In case you are not aware, there are several tools that SQL Server 2008 R2 provides for you as a DBA to use that allow you to monitor performance on your databases. I’ve been talking a lot about these to customers recently and will touch on this next week at the South Jersey SQL Server User group: http://bit.ly/gtponF.
Some of these tools are just there and you may not ever open them or you may be on a previous version of SQL Server.
1. Management Data Warehouse
This one has gone through a few revisions and is an excellent part of the SQL Server 2008 R2 toolset that you can configure to run on your SQL Server simply by right-click and selecting “Configure Management Data Warehouse” on the Data Collector sets in your instance “Management” folder. The data collectors are configurable and will collect stats, typically at 15 minute intervals, across your instance databases for queries, server stats and disk stats. The MDW will also manage the archival of data history such that you can configure how much history to maintain online. Since this is a “data warehouse” and is based on data collectors that activate at set intervals, or on requested execution, the MDW is very good at providing history and baselines. In addition, the reports are all based on SSRS and include a rich set of reports out of the box that include drill-down to query text and query plans. Since these are SQL Server Reporting Services based performance reports for SQL Server, you can create your own MDW reports in SSRS as custom reports.

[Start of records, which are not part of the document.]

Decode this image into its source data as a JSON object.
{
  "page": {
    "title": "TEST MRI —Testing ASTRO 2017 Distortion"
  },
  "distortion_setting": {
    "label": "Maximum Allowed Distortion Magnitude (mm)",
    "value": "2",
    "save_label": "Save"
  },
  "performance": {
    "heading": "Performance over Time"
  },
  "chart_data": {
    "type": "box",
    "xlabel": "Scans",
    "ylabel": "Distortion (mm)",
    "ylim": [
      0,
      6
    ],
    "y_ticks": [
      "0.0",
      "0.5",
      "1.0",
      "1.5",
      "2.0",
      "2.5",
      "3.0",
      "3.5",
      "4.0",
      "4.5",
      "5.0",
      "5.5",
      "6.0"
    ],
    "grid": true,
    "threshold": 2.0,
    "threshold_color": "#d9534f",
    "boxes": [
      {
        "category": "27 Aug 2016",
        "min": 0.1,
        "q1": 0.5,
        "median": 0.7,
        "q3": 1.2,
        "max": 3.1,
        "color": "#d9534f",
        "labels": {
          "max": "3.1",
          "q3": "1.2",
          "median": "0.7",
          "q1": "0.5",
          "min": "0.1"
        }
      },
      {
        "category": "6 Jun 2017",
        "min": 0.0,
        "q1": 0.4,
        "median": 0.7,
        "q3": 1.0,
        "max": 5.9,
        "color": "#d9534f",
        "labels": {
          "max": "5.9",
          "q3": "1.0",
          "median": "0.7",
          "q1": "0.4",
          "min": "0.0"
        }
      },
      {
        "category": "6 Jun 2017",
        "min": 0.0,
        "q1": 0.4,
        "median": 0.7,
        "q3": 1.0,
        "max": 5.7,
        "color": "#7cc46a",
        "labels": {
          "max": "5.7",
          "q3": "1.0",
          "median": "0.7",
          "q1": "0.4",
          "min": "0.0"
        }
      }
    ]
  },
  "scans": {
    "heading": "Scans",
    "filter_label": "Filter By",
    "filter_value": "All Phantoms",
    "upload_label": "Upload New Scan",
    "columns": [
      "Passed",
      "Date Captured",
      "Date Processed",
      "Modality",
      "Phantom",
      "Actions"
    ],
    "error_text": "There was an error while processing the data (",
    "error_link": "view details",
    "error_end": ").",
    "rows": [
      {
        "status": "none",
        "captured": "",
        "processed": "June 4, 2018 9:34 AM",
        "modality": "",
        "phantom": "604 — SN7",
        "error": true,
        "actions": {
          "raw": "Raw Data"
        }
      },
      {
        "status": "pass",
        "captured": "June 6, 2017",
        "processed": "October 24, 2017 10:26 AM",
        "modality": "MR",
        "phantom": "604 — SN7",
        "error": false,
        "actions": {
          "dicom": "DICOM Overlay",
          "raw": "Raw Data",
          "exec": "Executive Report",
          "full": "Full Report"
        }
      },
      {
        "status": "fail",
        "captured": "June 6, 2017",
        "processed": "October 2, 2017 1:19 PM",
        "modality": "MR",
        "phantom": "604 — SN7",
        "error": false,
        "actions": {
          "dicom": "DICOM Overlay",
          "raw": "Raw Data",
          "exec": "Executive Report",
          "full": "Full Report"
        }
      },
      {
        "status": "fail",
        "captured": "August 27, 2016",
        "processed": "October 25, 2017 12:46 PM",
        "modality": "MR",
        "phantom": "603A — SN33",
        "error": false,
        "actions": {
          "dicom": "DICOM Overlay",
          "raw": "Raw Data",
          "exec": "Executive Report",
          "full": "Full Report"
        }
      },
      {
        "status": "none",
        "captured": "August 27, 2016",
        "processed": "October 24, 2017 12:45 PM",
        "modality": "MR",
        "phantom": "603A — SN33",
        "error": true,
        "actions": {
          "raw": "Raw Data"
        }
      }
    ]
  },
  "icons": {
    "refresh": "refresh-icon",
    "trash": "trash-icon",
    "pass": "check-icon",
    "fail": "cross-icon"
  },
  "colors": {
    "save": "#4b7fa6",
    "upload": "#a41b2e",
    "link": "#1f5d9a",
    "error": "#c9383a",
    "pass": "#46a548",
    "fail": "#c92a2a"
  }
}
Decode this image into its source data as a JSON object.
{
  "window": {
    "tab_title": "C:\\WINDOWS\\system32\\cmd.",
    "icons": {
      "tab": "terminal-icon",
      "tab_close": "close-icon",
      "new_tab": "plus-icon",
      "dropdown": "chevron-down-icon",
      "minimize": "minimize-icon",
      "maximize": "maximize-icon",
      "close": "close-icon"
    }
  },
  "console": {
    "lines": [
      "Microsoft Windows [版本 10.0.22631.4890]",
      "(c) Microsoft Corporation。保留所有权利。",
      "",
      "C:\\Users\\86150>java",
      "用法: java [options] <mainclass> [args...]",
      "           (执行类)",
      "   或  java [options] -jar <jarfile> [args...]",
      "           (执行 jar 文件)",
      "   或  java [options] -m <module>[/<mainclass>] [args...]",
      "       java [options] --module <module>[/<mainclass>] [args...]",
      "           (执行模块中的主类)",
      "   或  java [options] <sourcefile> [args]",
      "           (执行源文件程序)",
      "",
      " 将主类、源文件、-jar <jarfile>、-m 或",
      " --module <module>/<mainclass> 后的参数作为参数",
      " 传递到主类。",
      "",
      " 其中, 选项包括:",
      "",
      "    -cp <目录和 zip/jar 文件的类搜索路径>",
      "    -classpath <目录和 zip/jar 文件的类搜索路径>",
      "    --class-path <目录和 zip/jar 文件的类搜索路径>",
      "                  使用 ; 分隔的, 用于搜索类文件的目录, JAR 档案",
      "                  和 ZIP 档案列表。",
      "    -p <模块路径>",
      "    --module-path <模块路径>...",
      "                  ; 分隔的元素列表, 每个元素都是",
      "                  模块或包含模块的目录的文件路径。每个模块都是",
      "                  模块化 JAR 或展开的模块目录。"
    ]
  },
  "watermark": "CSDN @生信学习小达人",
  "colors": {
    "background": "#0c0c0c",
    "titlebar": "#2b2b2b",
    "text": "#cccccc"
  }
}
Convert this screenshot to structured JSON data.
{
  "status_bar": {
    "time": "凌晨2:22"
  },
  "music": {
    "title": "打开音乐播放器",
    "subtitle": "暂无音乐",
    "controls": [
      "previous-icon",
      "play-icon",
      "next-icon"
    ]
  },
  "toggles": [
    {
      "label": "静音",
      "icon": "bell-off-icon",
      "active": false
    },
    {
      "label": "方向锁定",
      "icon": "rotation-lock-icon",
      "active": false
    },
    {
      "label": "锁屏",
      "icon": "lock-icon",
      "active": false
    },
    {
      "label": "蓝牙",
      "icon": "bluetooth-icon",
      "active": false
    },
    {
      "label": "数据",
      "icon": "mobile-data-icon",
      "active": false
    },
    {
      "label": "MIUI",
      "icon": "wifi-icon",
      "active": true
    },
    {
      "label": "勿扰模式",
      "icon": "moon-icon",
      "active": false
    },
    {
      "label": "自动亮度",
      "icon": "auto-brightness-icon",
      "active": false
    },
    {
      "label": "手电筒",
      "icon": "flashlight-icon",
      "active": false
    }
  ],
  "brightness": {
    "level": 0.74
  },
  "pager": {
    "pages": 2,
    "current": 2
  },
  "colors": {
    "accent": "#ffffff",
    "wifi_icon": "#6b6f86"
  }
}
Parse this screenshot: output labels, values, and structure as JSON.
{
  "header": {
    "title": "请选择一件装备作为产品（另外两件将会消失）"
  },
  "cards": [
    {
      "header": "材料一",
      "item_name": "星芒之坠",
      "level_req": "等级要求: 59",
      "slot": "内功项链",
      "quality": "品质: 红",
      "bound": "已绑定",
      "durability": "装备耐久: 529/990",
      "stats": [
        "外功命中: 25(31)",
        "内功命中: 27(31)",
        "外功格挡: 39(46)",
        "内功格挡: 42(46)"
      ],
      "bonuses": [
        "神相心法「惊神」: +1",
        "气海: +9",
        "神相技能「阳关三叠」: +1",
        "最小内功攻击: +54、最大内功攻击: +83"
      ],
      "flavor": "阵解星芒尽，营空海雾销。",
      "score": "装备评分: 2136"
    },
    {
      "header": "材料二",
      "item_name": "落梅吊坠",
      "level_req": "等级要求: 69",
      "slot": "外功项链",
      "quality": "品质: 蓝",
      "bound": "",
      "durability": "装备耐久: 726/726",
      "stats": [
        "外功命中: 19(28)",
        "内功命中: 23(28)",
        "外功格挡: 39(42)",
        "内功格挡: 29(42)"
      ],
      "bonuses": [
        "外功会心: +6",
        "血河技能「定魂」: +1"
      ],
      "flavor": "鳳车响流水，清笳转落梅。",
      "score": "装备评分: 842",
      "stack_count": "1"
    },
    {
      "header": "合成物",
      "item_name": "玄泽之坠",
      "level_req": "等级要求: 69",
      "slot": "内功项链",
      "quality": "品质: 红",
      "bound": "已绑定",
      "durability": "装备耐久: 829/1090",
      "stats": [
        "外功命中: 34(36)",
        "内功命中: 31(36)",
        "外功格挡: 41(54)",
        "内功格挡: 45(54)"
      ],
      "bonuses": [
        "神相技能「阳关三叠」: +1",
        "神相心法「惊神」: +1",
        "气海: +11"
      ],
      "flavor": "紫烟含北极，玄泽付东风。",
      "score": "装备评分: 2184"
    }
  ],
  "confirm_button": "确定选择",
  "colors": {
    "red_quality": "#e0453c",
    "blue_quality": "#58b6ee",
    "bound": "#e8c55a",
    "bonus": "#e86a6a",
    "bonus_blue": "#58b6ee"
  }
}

2. Utility Control Point
UCP is brand new in SQL Server 2008 R2 and with a single Data Center edition of the database, you can stand-up a monitoring server using just SQL Server and stay within SQL Server Management Studio. There are interactive dashboards that allow you to monitor SQL Server 2008 R2 databases using the data collectors mentioned above in MDW also within SSMS, making both of these closely related to each other and very easy for a SQL Server DBA because you can stay within your Management Studio environment.
In both the case of MDW reports and UCP, data is collected and pushed into a data warehouse and you should be cognizant of a possible hit to performance as well as data storage with all of these counters that are collected, processed and stored. UCP is a good candidate to stand alone in your environment and manage the servers centrally here.
3. Activity Monitor
Another tool that has gone through many SQL Server revisions, the SQL Server 2008 R2 version of Activity Monitor. Like MDW, you can get performance stats wih query details in the activity monitor. But unlike data collector driven tools like MDW & UCP, Activity Monitor produces real-time results in areas such as waits, processes and expensive queries. And unlike a data warehouse, the data is not persisted. The monitoring begins when you open Activity Monitor and ends when you close it.